Page and application data records:
== Segment start ==

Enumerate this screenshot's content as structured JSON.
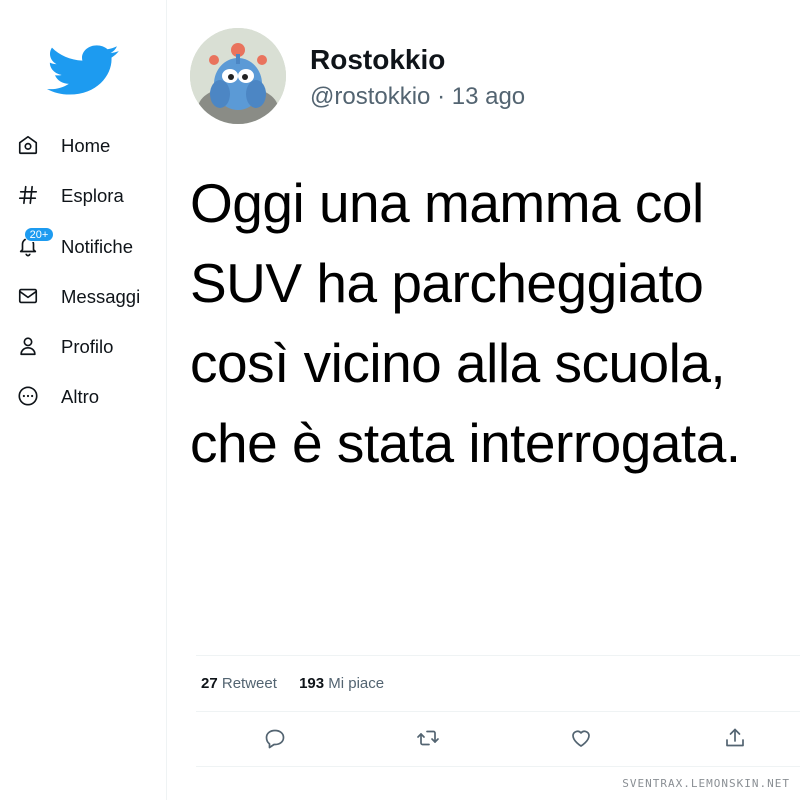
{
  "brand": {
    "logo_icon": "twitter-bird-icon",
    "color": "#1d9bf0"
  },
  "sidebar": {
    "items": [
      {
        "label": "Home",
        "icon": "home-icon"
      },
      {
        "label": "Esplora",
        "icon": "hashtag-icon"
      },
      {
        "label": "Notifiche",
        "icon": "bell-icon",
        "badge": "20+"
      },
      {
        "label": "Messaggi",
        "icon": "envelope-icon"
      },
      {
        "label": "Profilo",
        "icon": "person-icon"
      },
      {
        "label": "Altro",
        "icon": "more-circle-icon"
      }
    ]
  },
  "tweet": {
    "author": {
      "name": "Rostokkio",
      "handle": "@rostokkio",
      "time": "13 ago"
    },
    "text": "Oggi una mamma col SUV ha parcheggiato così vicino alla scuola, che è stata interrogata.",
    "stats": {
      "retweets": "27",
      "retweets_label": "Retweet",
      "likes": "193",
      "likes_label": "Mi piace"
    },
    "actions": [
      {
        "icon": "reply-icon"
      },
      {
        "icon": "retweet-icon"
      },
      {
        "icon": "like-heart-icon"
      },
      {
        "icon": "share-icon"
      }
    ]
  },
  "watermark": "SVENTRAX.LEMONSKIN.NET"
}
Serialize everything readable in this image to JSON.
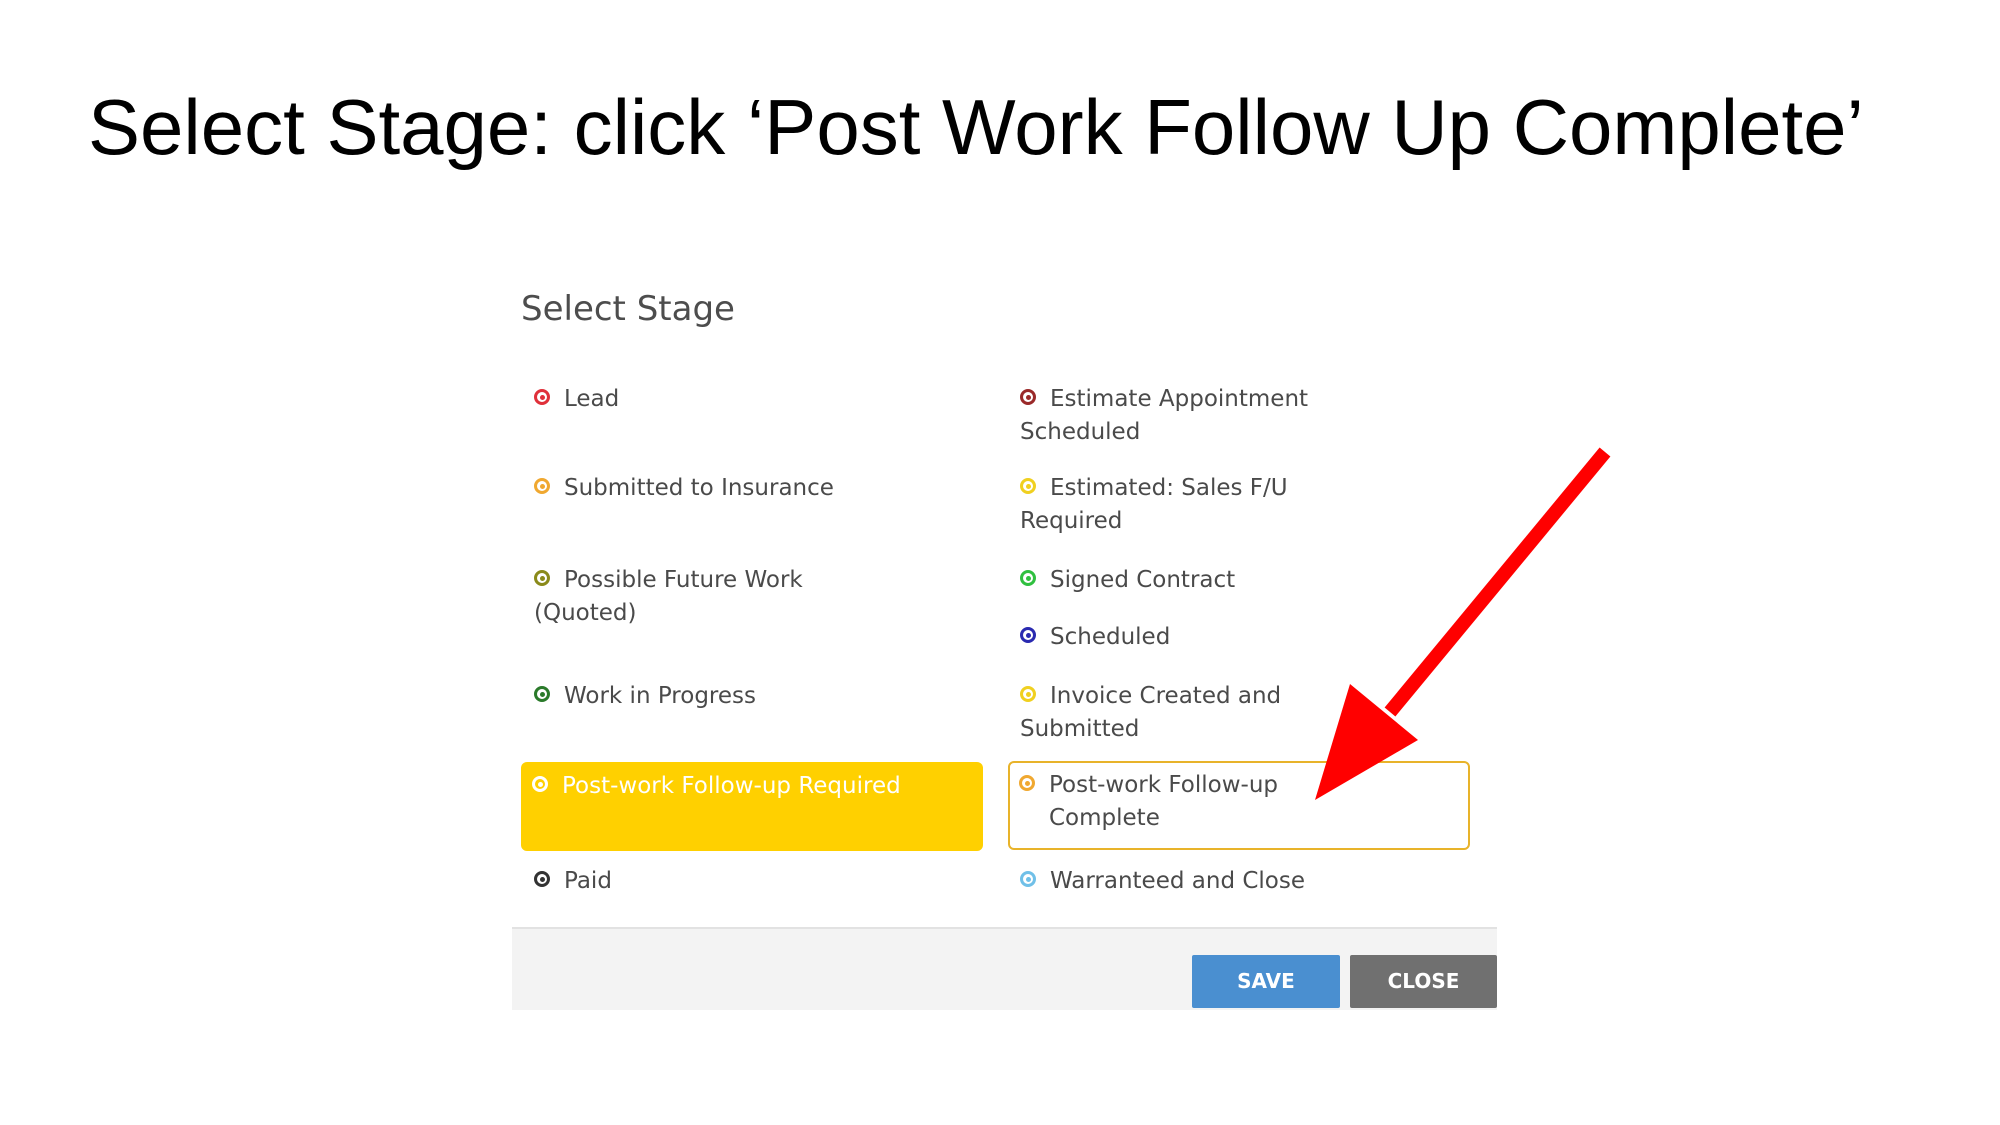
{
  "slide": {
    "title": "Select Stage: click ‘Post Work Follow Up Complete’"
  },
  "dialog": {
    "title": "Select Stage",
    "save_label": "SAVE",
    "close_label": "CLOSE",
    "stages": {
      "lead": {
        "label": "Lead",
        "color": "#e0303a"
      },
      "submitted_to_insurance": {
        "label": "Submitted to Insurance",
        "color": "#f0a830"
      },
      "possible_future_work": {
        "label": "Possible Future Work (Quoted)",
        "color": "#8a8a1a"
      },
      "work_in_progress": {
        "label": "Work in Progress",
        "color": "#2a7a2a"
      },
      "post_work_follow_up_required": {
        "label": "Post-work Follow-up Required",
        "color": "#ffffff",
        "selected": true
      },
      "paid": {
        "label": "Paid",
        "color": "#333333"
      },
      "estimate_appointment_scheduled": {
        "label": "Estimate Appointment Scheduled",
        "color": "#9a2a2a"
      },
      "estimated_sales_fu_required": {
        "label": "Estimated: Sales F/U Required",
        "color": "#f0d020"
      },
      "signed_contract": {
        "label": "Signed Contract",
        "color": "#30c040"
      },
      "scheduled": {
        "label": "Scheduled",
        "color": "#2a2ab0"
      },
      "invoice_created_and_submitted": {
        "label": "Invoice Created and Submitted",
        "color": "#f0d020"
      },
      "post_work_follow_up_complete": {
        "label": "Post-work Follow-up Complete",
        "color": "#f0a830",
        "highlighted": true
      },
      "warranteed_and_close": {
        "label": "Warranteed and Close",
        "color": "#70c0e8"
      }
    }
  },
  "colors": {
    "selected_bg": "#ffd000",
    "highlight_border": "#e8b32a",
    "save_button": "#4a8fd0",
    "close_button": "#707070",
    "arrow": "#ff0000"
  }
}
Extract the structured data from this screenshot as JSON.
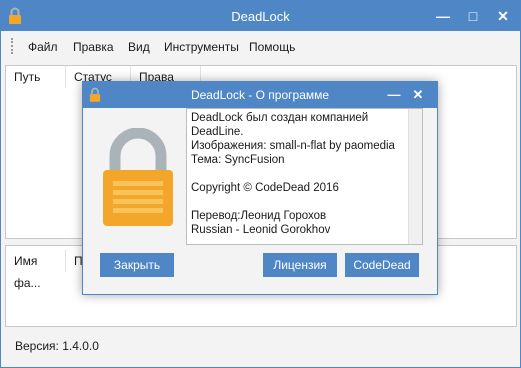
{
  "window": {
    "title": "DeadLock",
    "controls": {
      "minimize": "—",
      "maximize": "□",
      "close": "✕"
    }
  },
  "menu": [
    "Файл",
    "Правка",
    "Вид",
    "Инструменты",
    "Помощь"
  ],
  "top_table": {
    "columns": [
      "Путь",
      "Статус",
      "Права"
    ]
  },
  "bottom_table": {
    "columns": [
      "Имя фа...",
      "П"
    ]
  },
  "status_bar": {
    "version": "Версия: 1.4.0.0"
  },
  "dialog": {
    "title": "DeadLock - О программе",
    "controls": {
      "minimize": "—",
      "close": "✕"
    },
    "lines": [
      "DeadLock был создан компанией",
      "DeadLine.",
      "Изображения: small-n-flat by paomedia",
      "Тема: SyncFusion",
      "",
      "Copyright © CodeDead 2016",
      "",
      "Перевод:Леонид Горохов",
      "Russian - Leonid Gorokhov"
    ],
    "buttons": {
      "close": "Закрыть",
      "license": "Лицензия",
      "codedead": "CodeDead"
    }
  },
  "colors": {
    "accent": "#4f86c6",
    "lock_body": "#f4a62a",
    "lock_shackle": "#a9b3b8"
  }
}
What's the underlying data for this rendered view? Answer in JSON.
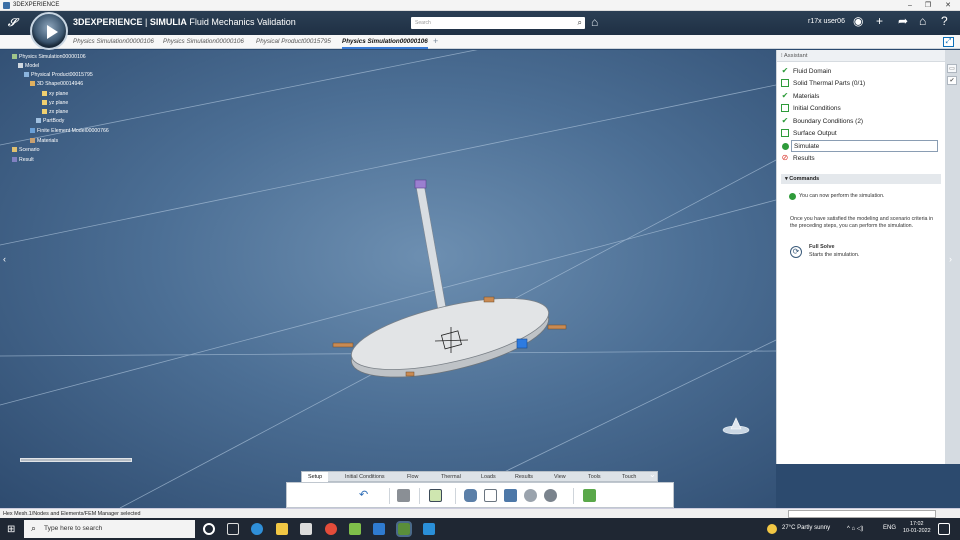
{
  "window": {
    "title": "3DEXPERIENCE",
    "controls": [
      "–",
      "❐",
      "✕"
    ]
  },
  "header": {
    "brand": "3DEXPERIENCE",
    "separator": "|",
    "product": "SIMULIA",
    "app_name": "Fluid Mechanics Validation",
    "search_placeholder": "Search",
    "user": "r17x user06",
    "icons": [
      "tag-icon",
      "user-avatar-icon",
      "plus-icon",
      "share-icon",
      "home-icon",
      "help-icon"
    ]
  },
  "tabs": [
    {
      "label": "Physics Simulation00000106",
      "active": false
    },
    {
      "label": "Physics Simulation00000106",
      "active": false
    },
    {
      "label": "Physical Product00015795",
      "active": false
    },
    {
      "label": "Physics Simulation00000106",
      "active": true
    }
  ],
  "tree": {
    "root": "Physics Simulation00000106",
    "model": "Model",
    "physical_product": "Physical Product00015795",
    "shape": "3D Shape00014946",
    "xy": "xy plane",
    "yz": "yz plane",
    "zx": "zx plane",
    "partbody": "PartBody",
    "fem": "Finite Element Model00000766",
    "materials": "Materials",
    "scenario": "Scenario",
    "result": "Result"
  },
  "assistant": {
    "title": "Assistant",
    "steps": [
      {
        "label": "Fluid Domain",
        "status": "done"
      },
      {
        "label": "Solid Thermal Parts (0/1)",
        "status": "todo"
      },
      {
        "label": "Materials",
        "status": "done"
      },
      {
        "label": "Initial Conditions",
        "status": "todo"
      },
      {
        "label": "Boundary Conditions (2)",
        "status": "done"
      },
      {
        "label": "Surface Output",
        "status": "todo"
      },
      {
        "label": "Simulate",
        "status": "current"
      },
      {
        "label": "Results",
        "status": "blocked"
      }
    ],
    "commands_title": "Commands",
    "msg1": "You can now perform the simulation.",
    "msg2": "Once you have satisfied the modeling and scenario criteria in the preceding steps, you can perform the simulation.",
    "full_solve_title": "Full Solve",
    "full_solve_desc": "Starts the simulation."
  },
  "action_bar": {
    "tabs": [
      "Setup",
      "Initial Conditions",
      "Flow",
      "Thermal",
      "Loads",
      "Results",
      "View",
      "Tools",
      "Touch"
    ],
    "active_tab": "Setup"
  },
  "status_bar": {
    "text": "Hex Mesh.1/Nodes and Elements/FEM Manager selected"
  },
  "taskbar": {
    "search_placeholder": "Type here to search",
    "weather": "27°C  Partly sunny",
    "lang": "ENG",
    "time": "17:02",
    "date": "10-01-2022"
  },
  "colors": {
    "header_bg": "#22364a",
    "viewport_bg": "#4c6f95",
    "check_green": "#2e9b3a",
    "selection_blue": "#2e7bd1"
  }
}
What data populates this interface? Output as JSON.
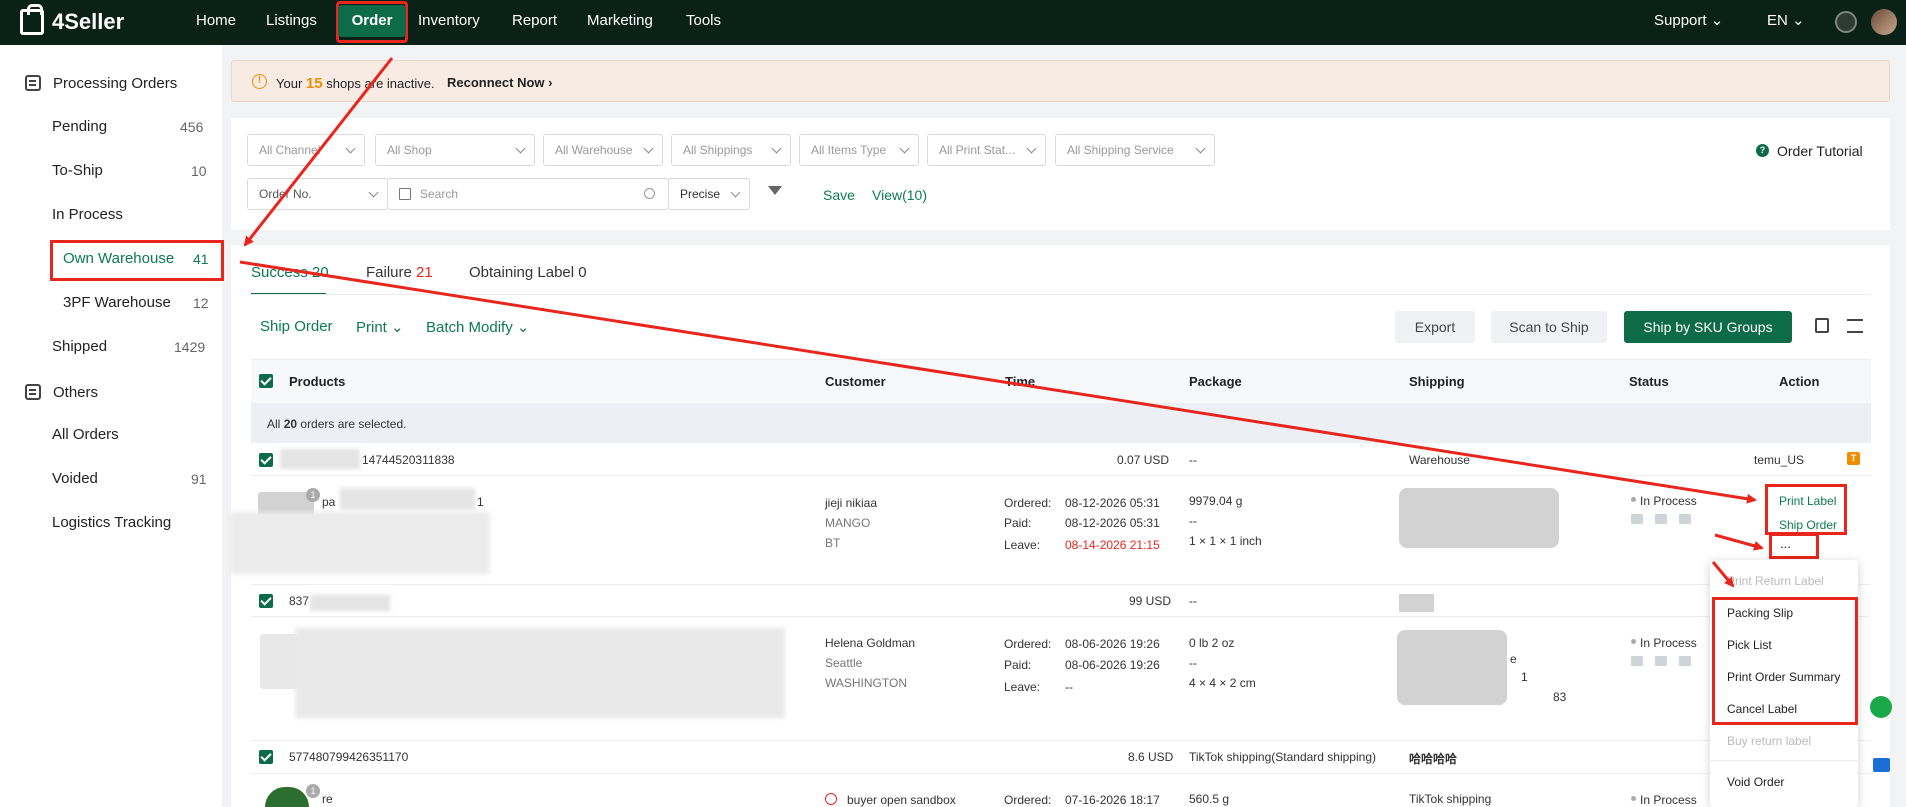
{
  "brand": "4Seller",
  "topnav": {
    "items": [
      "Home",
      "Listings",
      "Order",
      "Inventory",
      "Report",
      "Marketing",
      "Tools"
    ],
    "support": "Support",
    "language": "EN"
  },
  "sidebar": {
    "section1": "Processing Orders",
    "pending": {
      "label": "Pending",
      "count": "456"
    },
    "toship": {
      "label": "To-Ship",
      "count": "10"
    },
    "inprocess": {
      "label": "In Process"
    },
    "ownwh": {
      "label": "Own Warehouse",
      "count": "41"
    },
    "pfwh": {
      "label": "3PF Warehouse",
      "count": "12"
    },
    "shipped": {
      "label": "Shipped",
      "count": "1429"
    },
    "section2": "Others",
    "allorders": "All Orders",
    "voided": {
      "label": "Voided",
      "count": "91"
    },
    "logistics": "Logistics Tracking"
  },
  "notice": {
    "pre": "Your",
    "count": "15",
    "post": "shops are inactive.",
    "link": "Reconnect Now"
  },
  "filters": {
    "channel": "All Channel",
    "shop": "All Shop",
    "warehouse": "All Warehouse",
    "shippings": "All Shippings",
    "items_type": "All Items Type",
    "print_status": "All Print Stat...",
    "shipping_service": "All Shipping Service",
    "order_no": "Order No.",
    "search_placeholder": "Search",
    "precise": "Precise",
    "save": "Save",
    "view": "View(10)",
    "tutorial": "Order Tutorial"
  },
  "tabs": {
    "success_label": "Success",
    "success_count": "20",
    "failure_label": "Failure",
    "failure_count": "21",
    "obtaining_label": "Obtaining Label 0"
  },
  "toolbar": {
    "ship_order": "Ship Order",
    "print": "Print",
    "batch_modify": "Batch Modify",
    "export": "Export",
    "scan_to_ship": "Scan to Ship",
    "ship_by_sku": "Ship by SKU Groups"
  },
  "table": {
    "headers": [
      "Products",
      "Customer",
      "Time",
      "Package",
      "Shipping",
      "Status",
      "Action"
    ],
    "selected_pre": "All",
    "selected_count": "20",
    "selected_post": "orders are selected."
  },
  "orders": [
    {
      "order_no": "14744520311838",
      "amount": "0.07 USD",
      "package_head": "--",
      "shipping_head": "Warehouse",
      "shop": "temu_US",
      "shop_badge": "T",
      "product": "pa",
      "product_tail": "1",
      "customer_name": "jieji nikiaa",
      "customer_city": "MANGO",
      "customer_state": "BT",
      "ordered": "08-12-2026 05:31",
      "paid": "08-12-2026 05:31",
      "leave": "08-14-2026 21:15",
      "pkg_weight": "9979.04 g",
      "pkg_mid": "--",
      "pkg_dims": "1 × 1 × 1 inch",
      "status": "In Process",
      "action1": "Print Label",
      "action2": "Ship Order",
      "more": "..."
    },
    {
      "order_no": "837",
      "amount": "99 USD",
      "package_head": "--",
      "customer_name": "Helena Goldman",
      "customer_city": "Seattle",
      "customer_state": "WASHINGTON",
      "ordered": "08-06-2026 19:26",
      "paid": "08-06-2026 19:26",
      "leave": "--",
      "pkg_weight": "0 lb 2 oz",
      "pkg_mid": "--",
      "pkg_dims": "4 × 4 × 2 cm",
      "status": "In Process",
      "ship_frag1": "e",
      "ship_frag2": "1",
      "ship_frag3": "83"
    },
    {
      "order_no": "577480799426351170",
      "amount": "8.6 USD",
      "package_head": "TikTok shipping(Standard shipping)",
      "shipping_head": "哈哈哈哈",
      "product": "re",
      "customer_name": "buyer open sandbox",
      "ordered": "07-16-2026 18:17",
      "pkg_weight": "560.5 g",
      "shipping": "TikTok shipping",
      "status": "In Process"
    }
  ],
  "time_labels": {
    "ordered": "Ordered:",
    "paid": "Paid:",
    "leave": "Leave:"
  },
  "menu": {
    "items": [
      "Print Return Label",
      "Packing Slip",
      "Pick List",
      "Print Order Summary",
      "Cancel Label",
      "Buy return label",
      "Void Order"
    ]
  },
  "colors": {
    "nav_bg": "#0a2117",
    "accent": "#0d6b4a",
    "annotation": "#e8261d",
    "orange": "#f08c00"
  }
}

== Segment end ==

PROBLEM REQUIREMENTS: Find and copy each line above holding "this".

WRITTEN SOLUTION:
Enumerate this screenshot's content as structured JSON.
Serialize everything readable in this image to JSON.
Extract the structured data from this screenshot as JSON.
What's the underlying data for this rendered view? Answer in JSON.
What data populates this interface? Output as JSON.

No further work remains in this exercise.